This conflict that few expected had an enormous impact on the Cold War, making it more of a global confrontation and focussing it more on military might. It was, however, a one-off in that the superpowers would never again fight each other directly, although there would be many more wars fought by proxies. It established the idea of a ‘limited war’ – in the nuclear age, neither superpower could aspire to a total victory.
The Korean War has faded from the public consciousness to a surprising extent, both in the US, where it is often referred to as ‘the Forgotten War’, and also in Britain. Perhaps the reason is that it was overtaken by the trauma of the Suez debacle in 1956, which was far more damaging to Britain’s international power and prestige.
Yet during the Korean War around 1,100 British military personnel were killed – more than in the counter-insurgency campaigns in Malaya, Cyprus and Kenya, plus Suez and the Falklands War, put together. The campaign deserves to be remembered as a significant British military commitment, as well as for being the conflict that marked a new stage in the alliance between Britain and the United States.
Korea in flames: a timeline
1945: Post-war settlement
At the end of the Second World War, Korea is divided at the 38th Parallel, with the Soviet Union occupying the north and the United States the south.
25 June 1950: The invasion
North Korean forces invade the South, overwhelming the ill-equipped South Korean army.
25 June 1950:
The same day, the UN Security Council – in the absence of the USSR which is boycotting it – votes to condemn the North Korean invasion and calls upon member states to provide
military assistance to South Korea.
The West responds
The United States, Britain and others send naval and air forces, and then land forces, stabilising the situation around the Pusan perimeter.
15 September 1950: Inchon landing
General Douglas MacArthur launches a brilliantly successful amphibious landing at Inchon, west of Seoul, which leads to the rout of the North Korean army.
15 October 1950:
The war swings back the other way, as China intervenes to prevent the collapse of North Korea; initial attacks in October are following by a huge offensive in November which throws back the UN forces.
22–25 April 1951: Battle of the Imjin River
The ‘Glorious Glosters’, part of the British 29 Infantry Brigade, hold off a Chinese attack until overwhelmed, buying time for other UN forces to withdraw.
The front line stabilises
The Chinese advance, like the others before, runs out of steam, is halted and then pushed back, with the line between the two sides stabilising around the 38th Parallel.
10 July 1951: Armistice talks begin
The two sides start negotiations but these drag on – deadlocked over the issue of whether communist prisoners should be returned home against their will – and the fighting continues for two more years.
27 July 1953: The end of the war

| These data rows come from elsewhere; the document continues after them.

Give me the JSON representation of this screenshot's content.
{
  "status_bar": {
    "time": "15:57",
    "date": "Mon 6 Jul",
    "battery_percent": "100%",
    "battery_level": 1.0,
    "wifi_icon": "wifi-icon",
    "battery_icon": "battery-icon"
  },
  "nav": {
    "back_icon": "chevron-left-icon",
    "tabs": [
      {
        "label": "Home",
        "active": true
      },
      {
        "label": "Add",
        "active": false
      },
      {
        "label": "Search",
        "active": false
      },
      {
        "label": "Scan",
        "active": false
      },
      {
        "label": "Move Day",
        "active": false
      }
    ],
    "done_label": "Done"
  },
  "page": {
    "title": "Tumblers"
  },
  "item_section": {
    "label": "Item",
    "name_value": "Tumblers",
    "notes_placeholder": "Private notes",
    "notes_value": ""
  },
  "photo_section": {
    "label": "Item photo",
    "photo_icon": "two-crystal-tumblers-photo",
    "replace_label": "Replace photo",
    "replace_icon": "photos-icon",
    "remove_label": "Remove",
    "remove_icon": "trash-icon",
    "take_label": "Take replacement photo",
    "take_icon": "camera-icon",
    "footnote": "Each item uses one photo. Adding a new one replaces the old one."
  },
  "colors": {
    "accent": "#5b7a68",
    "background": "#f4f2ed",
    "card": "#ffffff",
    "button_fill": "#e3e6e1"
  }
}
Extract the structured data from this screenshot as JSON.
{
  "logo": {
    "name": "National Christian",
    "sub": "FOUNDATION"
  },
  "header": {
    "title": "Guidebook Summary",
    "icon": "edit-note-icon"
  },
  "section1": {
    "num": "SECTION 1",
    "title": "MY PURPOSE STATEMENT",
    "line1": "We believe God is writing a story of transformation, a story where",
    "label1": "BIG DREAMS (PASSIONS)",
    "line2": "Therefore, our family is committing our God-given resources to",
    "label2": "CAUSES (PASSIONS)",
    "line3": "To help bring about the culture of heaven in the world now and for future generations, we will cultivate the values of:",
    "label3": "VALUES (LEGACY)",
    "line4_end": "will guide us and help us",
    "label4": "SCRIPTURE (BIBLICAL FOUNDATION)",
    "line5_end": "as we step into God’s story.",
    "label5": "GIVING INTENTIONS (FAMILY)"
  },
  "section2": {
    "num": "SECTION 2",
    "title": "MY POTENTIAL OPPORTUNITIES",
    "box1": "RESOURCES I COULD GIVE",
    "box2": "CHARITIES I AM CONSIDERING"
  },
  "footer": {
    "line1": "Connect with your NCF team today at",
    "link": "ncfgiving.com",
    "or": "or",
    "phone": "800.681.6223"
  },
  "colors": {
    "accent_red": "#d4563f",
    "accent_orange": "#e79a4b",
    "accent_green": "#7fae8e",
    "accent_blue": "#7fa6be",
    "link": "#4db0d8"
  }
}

The new Eisenhower administration taking office and the death of Stalin in March 1953 helps to break the deadlock, and in July 1953 an armistice is signed, ending hostilities with Korea still divided.
Dr Tim Benbow is reader in strategic studies, King’s College London. He is the author of Naval Warfare 1914–1918 (Amber Books, 2008)